Supplied material below:

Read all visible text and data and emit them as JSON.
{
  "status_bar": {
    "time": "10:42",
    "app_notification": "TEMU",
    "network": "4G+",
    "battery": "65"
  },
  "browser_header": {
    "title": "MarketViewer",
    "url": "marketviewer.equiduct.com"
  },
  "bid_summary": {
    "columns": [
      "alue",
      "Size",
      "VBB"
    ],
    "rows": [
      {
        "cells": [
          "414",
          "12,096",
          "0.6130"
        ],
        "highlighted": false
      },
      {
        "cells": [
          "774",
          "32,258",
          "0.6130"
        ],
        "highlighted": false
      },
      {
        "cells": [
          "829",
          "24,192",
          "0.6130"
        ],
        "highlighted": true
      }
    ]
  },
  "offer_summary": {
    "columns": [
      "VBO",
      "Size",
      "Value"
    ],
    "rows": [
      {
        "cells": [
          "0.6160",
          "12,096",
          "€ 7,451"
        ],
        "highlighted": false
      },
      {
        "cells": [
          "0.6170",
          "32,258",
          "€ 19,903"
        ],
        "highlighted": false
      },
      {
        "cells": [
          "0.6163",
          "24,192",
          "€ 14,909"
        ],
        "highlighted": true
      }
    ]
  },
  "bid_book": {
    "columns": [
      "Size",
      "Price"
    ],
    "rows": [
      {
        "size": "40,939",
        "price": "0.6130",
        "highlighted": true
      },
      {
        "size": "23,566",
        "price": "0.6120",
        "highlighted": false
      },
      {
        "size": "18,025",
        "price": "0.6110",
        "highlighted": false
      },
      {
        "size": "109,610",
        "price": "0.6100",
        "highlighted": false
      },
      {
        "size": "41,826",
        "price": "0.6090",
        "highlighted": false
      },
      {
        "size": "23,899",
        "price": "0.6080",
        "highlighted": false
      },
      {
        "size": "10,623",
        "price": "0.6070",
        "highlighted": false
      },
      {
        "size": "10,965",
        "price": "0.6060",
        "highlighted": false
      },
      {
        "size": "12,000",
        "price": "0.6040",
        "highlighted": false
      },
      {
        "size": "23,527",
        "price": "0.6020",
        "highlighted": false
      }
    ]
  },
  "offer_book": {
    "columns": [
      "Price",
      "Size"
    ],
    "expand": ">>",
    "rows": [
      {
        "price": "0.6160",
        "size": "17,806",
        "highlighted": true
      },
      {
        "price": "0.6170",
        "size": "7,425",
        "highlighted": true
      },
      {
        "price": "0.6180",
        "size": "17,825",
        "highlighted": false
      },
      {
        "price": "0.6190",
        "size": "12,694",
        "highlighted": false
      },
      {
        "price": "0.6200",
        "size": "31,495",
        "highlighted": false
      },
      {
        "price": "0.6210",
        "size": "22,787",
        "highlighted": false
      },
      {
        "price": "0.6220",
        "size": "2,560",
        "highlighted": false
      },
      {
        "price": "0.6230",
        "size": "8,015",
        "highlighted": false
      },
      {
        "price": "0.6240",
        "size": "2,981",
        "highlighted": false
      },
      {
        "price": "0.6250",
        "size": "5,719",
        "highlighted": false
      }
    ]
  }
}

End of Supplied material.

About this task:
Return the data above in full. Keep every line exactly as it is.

Written response:
Read all visible text and data and emit them as JSON.
{
  "status_bar": {
    "time": "10:42",
    "app_notification": "TEMU",
    "network": "4G+",
    "battery": "65"
  },
  "browser_header": {
    "title": "MarketViewer",
    "url": "marketviewer.equiduct.com"
  },
  "bid_summary": {
    "columns": [
      "alue",
      "Size",
      "VBB"
    ],
    "rows": [
      {
        "cells": [
          "414",
          "12,096",
          "0.6130"
        ],
        "highlighted": false
      },
      {
        "cells": [
          "774",
          "32,258",
          "0.6130"
        ],
        "highlighted": false
      },
      {
        "cells": [
          "829",
          "24,192",
          "0.6130"
        ],
        "highlighted": true
      }
    ]
  },
  "offer_summary": {
    "columns": [
      "VBO",
      "Size",
      "Value"
    ],
    "rows": [
      {
        "cells": [
          "0.6160",
          "12,096",
          "€ 7,451"
        ],
        "highlighted": false
      },
      {
        "cells": [
          "0.6170",
          "32,258",
          "€ 19,903"
        ],
        "highlighted": false
      },
      {
        "cells": [
          "0.6163",
          "24,192",
          "€ 14,909"
        ],
        "highlighted": true
      }
    ]
  },
  "bid_book": {
    "columns": [
      "Size",
      "Price"
    ],
    "rows": [
      {
        "size": "40,939",
        "price": "0.6130",
        "highlighted": true
      },
      {
        "size": "23,566",
        "price": "0.6120",
        "highlighted": false
      },
      {
        "size": "18,025",
        "price": "0.6110",
        "highlighted": false
      },
      {
        "size": "109,610",
        "price": "0.6100",
        "highlighted": false
      },
      {
        "size": "41,826",
        "price": "0.6090",
        "highlighted": false
      },
      {
        "size": "23,899",
        "price": "0.6080",
        "highlighted": false
      },
      {
        "size": "10,623",
        "price": "0.6070",
        "highlighted": false
      },
      {
        "size": "10,965",
        "price": "0.6060",
        "highlighted": false
      },
      {
        "size": "12,000",
        "price": "0.6040",
        "highlighted": false
      },
      {
        "size": "23,527",
        "price": "0.6020",
        "highlighted": false
      }
    ]
  },
  "offer_book": {
    "columns": [
      "Price",
      "Size"
    ],
    "expand": ">>",
    "rows": [
      {
        "price": "0.6160",
        "size": "17,806",
        "highlighted": true
      },
      {
        "price": "0.6170",
        "size": "7,425",
        "highlighted": true
      },
      {
        "price": "0.6180",
        "size": "17,825",
        "highlighted": false
      },
      {
        "price": "0.6190",
        "size": "12,694",
        "highlighted": false
      },
      {
        "price": "0.6200",
        "size": "31,495",
        "highlighted": false
      },
      {
        "price": "0.6210",
        "size": "22,787",
        "highlighted": false
      },
      {
        "price": "0.6220",
        "size": "2,560",
        "highlighted": false
      },
      {
        "price": "0.6230",
        "size": "8,015",
        "highlighted": false
      },
      {
        "price": "0.6240",
        "size": "2,981",
        "highlighted": false
      },
      {
        "price": "0.6250",
        "size": "5,719",
        "highlighted": false
      }
    ]
  }
}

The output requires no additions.